(Records contained in a dataset)
/---

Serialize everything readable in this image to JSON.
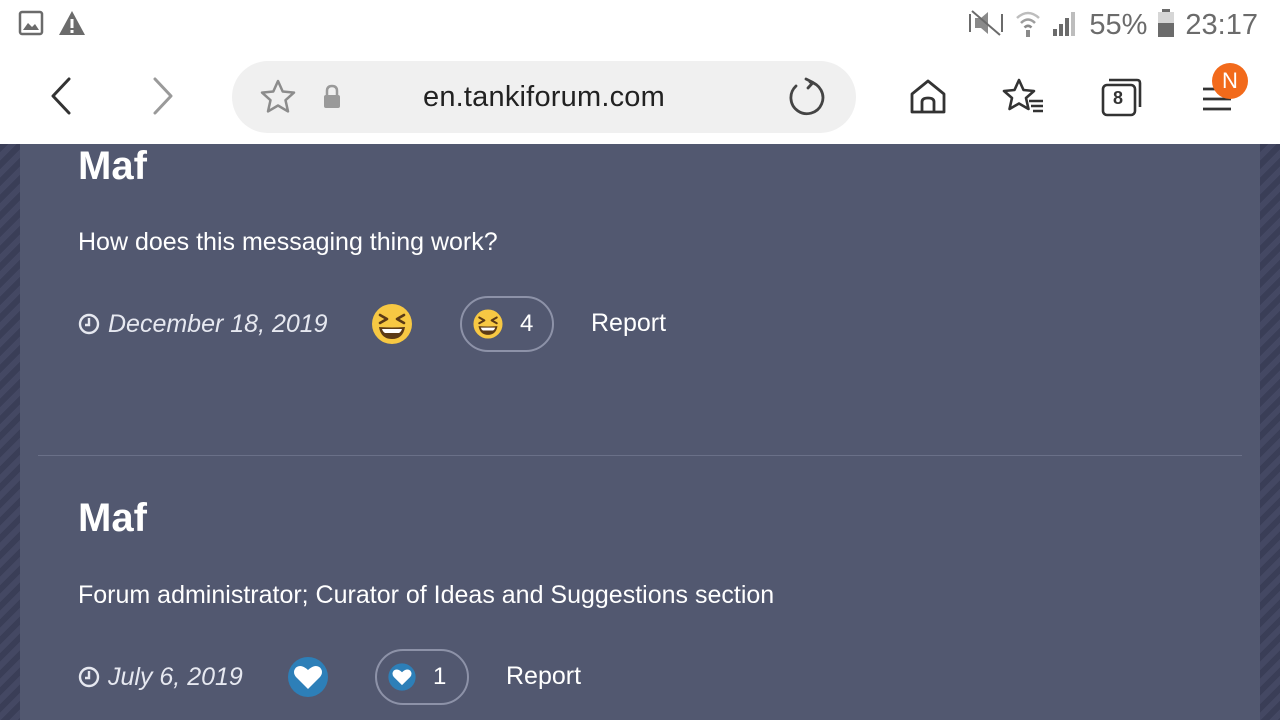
{
  "status_bar": {
    "battery_percent": "55%",
    "time": "23:17",
    "icons": [
      "gallery-icon",
      "warning-icon",
      "mute-icon",
      "wifi-icon",
      "signal-icon",
      "battery-icon"
    ]
  },
  "browser": {
    "url": "en.tankiforum.com",
    "tab_count": "8",
    "notification_badge": "N",
    "accent_color": "#f26a1b"
  },
  "posts": [
    {
      "author": "Maf",
      "message": "How does this messaging thing work?",
      "date": "December 18, 2019",
      "reaction_icon": "laughing-emoji-icon",
      "reaction_count": "4",
      "report_label": "Report"
    },
    {
      "author": "Maf",
      "message": "Forum administrator; Curator of Ideas and Suggestions section",
      "date": "July 6, 2019",
      "reaction_icon": "heart-icon",
      "reaction_count": "1",
      "report_label": "Report"
    }
  ],
  "colors": {
    "page_background": "#3c4059",
    "card_background": "#525870",
    "text": "#ffffff",
    "heart_blue": "#2d7fb8",
    "emoji_yellow": "#f7c843"
  }
}
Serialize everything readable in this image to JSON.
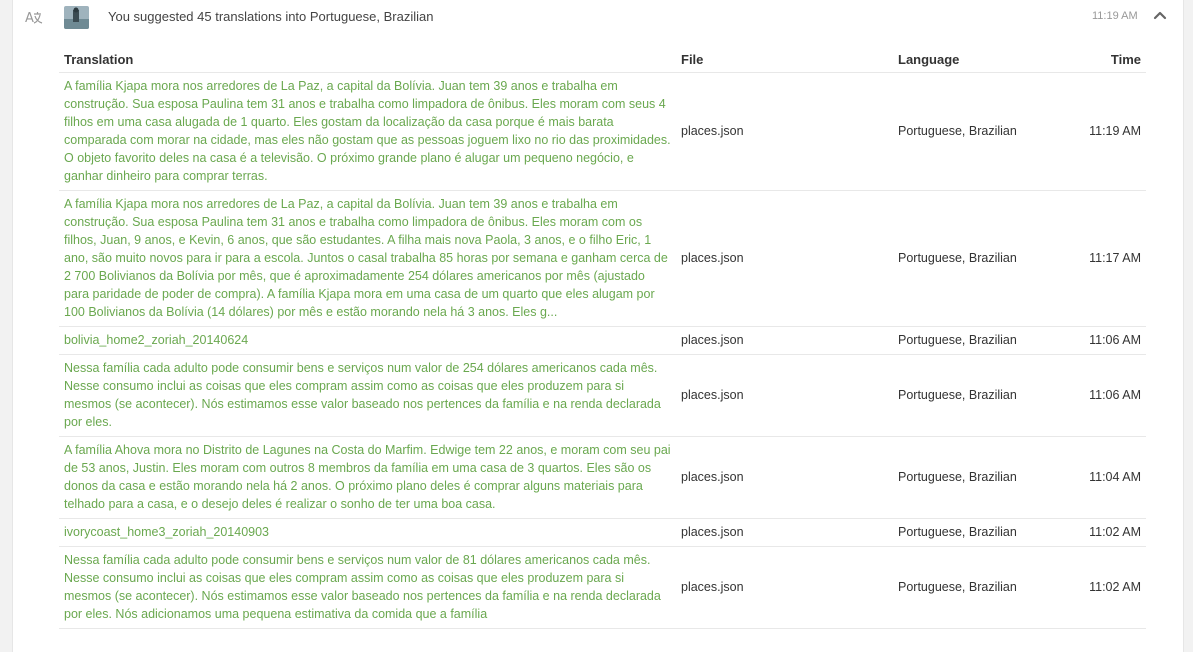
{
  "activity": {
    "summary": "You suggested 45 translations into Portuguese, Brazilian",
    "time": "11:19 AM",
    "icon": "translate-icon",
    "collapse_icon": "chevron-up-icon",
    "accent_color": "#6aa84f"
  },
  "table": {
    "headers": {
      "translation": "Translation",
      "file": "File",
      "language": "Language",
      "time": "Time"
    },
    "rows": [
      {
        "translation": "A família Kjapa mora nos arredores de La Paz, a capital da Bolívia. Juan tem 39 anos e trabalha em construção. Sua esposa Paulina tem 31 anos e trabalha como limpadora de ônibus. Eles moram com seus 4 filhos em uma casa alugada de 1 quarto. Eles gostam da localização da casa porque é mais barata comparada com morar na cidade, mas eles não gostam que as pessoas joguem lixo no rio das proximidades. O objeto favorito deles na casa é a televisão. O próximo grande plano é alugar um pequeno negócio, e ganhar dinheiro para comprar terras.",
        "file": "places.json",
        "language": "Portuguese, Brazilian",
        "time": "11:19 AM"
      },
      {
        "translation": "A família Kjapa mora nos arredores de La Paz, a capital da Bolívia. Juan tem 39 anos e trabalha em construção. Sua esposa Paulina tem 31 anos e trabalha como limpadora de ônibus. Eles moram com os filhos, Juan, 9 anos, e Kevin, 6 anos, que são estudantes. A filha mais nova Paola, 3 anos, e o filho Eric, 1 ano, são muito novos para ir para a escola. Juntos o casal trabalha 85 horas por semana e ganham cerca de 2 700 Bolivianos da Bolívia por mês, que é aproximadamente 254 dólares americanos por mês (ajustado para paridade de poder de compra). A família Kjapa mora em uma casa de um quarto que eles alugam por 100 Bolivianos da Bolívia (14 dólares) por mês e estão morando nela há 3 anos. Eles g...",
        "file": "places.json",
        "language": "Portuguese, Brazilian",
        "time": "11:17 AM"
      },
      {
        "translation": "bolivia_home2_zoriah_20140624",
        "file": "places.json",
        "language": "Portuguese, Brazilian",
        "time": "11:06 AM"
      },
      {
        "translation": "Nessa família cada adulto pode consumir bens e serviços num valor de 254 dólares americanos cada mês. Nesse consumo inclui as coisas que eles compram assim como as coisas que eles produzem para si mesmos (se acontecer). Nós estimamos esse valor baseado nos pertences da família e na renda declarada por eles.",
        "file": "places.json",
        "language": "Portuguese, Brazilian",
        "time": "11:06 AM"
      },
      {
        "translation": "A família Ahova mora no Distrito de Lagunes na Costa do Marfim. Edwige tem 22 anos, e moram com seu pai de 53 anos, Justin. Eles moram com outros 8 membros da família em uma casa de 3 quartos. Eles são os donos da casa e estão morando nela há 2 anos. O próximo plano deles é comprar alguns materiais para telhado para a casa, e o desejo deles é realizar o sonho de ter uma boa casa.",
        "file": "places.json",
        "language": "Portuguese, Brazilian",
        "time": "11:04 AM"
      },
      {
        "translation": "ivorycoast_home3_zoriah_20140903",
        "file": "places.json",
        "language": "Portuguese, Brazilian",
        "time": "11:02 AM"
      },
      {
        "translation": "Nessa família cada adulto pode consumir bens e serviços num valor de 81 dólares americanos cada mês. Nesse consumo inclui as coisas que eles compram assim como as coisas que eles produzem para si mesmos (se acontecer). Nós estimamos esse valor baseado nos pertences da família e na renda declarada por eles. Nós adicionamos uma pequena estimativa da comida que a família",
        "file": "places.json",
        "language": "Portuguese, Brazilian",
        "time": "11:02 AM"
      }
    ]
  }
}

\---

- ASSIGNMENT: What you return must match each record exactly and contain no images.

- WRITTEN RESPONSE:
Serialize everything readable in this image to JSON.
{
  "status_bar": {
    "battery_percent": "55%",
    "time": "23:17",
    "icons": [
      "gallery-icon",
      "warning-icon",
      "mute-icon",
      "wifi-icon",
      "signal-icon",
      "battery-icon"
    ]
  },
  "browser": {
    "url": "en.tankiforum.com",
    "tab_count": "8",
    "notification_badge": "N",
    "accent_color": "#f26a1b"
  },
  "posts": [
    {
      "author": "Maf",
      "message": "How does this messaging thing work?",
      "date": "December 18, 2019",
      "reaction_icon": "laughing-emoji-icon",
      "reaction_count": "4",
      "report_label": "Report"
    },
    {
      "author": "Maf",
      "message": "Forum administrator; Curator of Ideas and Suggestions section",
      "date": "July 6, 2019",
      "reaction_icon": "heart-icon",
      "reaction_count": "1",
      "report_label": "Report"
    }
  ],
  "colors": {
    "page_background": "#3c4059",
    "card_background": "#525870",
    "text": "#ffffff",
    "heart_blue": "#2d7fb8",
    "emoji_yellow": "#f7c843"
  }
}
Serialize everything readable in this image to JSON.
{
  "activity": {
    "summary": "You suggested 45 translations into Portuguese, Brazilian",
    "time": "11:19 AM",
    "icon": "translate-icon",
    "collapse_icon": "chevron-up-icon",
    "accent_color": "#6aa84f"
  },
  "table": {
    "headers": {
      "translation": "Translation",
      "file": "File",
      "language": "Language",
      "time": "Time"
    },
    "rows": [
      {
        "translation": "A família Kjapa mora nos arredores de La Paz, a capital da Bolívia. Juan tem 39 anos e trabalha em construção. Sua esposa Paulina tem 31 anos e trabalha como limpadora de ônibus. Eles moram com seus 4 filhos em uma casa alugada de 1 quarto. Eles gostam da localização da casa porque é mais barata comparada com morar na cidade, mas eles não gostam que as pessoas joguem lixo no rio das proximidades. O objeto favorito deles na casa é a televisão. O próximo grande plano é alugar um pequeno negócio, e ganhar dinheiro para comprar terras.",
        "file": "places.json",
        "language": "Portuguese, Brazilian",
        "time": "11:19 AM"
      },
      {
        "translation": "A família Kjapa mora nos arredores de La Paz, a capital da Bolívia. Juan tem 39 anos e trabalha em construção. Sua esposa Paulina tem 31 anos e trabalha como limpadora de ônibus. Eles moram com os filhos, Juan, 9 anos, e Kevin, 6 anos, que são estudantes. A filha mais nova Paola, 3 anos, e o filho Eric, 1 ano, são muito novos para ir para a escola. Juntos o casal trabalha 85 horas por semana e ganham cerca de 2 700 Bolivianos da Bolívia por mês, que é aproximadamente 254 dólares americanos por mês (ajustado para paridade de poder de compra). A família Kjapa mora em uma casa de um quarto que eles alugam por 100 Bolivianos da Bolívia (14 dólares) por mês e estão morando nela há 3 anos. Eles g...",
        "file": "places.json",
        "language": "Portuguese, Brazilian",
        "time": "11:17 AM"
      },
      {
        "translation": "bolivia_home2_zoriah_20140624",
        "file": "places.json",
        "language": "Portuguese, Brazilian",
        "time": "11:06 AM"
      },
      {
        "translation": "Nessa família cada adulto pode consumir bens e serviços num valor de 254 dólares americanos cada mês. Nesse consumo inclui as coisas que eles compram assim como as coisas que eles produzem para si mesmos (se acontecer). Nós estimamos esse valor baseado nos pertences da família e na renda declarada por eles.",
        "file": "places.json",
        "language": "Portuguese, Brazilian",
        "time": "11:06 AM"
      },
      {
        "translation": "A família Ahova mora no Distrito de Lagunes na Costa do Marfim. Edwige tem 22 anos, e moram com seu pai de 53 anos, Justin. Eles moram com outros 8 membros da família em uma casa de 3 quartos. Eles são os donos da casa e estão morando nela há 2 anos. O próximo plano deles é comprar alguns materiais para telhado para a casa, e o desejo deles é realizar o sonho de ter uma boa casa.",
        "file": "places.json",
        "language": "Portuguese, Brazilian",
        "time": "11:04 AM"
      },
      {
        "translation": "ivorycoast_home3_zoriah_20140903",
        "file": "places.json",
        "language": "Portuguese, Brazilian",
        "time": "11:02 AM"
      },
      {
        "translation": "Nessa família cada adulto pode consumir bens e serviços num valor de 81 dólares americanos cada mês. Nesse consumo inclui as coisas que eles compram assim como as coisas que eles produzem para si mesmos (se acontecer). Nós estimamos esse valor baseado nos pertences da família e na renda declarada por eles. Nós adicionamos uma pequena estimativa da comida que a família",
        "file": "places.json",
        "language": "Portuguese, Brazilian",
        "time": "11:02 AM"
      }
    ]
  }
}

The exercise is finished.